The real hero of this recording, however, is Modest Mussorgsky. At more than 3 1/2 hours, these three discs include all the music he composed for his various versions of "Boris," with none of the well-intended prettification that Rimsky-Korsakov gave the work after Mussorgsky's death. The recording speaks eloquently for Mussorgsky's simple, perhaps even crude, but powerful orchestration.

Still, most American orchestras are solidly in the Central European tradition, often under Central European conductors. In the Cleveland Orchestra, for example, Christoph von Dohnanyi (German-born of Hungarian ancestry) has revitalized the great heritage of the Hungarian George Szell. One of his best recent efforts is an outstanding set of the four Brahms symphonies, plus the Variations on a Theme by Haydn and the "Tragic" Overture (Teldec 244972-2 ZE, four CDs also available separately).

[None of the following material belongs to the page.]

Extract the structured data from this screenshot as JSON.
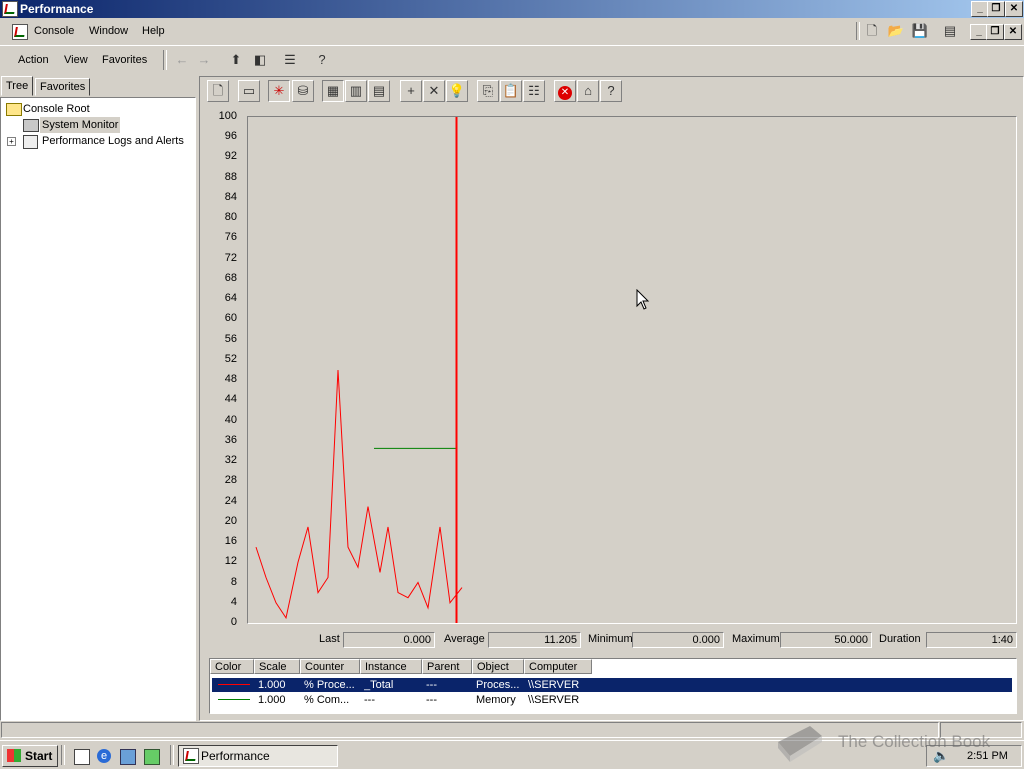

The Chicago Symphony, raised to a pinnacle of Central European style by Fritz Reiner (a Hungarian) in the last generation, has been kept there by another Hungarian, Sir Georg Solti. Where it will go under the direction of Daniel Barenboim, an Israeli born in Argentina who has been working in Paris since 1975, is uncertain. But Barenboim has worked long and hard to make the Orchestre de Paris play German music in a German style, his Beethoven is impeccable when he conducts the Berlin Philharmonic, and as a pianist he has just recorded a superb interpretation of Bach's "Goldberg" Variations -- hard-core Central European repertoire for sure (Erato 2292-45468-2).

The great Reiner tradition in Chicago is well-documented on compact discs from RCA -- for example, 60002-2-RG (Beethoven's First and Sixth symphonies) or 60388-2-RG (the Strauss "Symphonia Domestica" and "Death and Transfiguration"). Most American orchestras, while they may be particularly strong in one kind of repertoire, pride themselves on versatility. The Chicago Symphony shows this quality in a two-CD set, available in return for a $50 contribution to its development fund, titled "Guests in the House." It features the orchestra playing brilliantly under 10 guest conductors in a variety of styles -- French, German, Spanish, American, even English.

The Milwaukee Symphony, which is the primary performer on the Milwaukee-based Koss label, remains solidly Central European under Czech conductor Zdenek Macal (note his very solid reading of Beethoven's Ninth Symphony on Koss KC-1003). But it also recognizes a special responsibility to American music and fulfills some of that responsibility in a new collection of works by Lukas Foss ("Ode for Orchestra," "Song of Songs" and "With Music Strong") with the composer conducting (Koss KC-1004). This is powerful, inventive music that deserves preservation on records. So is the music of Walter Piston (the Second and Sixth symphonies and the Sinfonietta), which Gerard Schwarz has recorded with the Seattle Symphony and the New York Chamber Symphony on Delos DE 3074. But the realities of record marketing seldom allow American orchestras to record much American music.

David Zinman, music director of the Baltimore Symphony, is -- like Schwarz in Seattle and Slatkin in St. Louis -- one of the still-rare American conductors in charge of a major American orchestra. His work on records is outstanding, and it crosses easily the lines that divide French and/or Russian repertoire from that of Central Europe. I plan to celebrate Bastille Day next Saturday with his recording of the Berlioz arrangement of the "Marseillaise" (Telarc CD-80164). But he is equally impressive in symphonies of Schumann (Telarc CD-80230) or (with pianist Horacio Guttierez) the top-40 warhorses of Tchaikovsky and Rachmaninoff (Telarc CD-80193). If the style wars among American orchestras ever reach a peaceful conclusion, it will probably be through the appointment to key positions of more native American conductors who feel equally at home in all the world's classical idioms.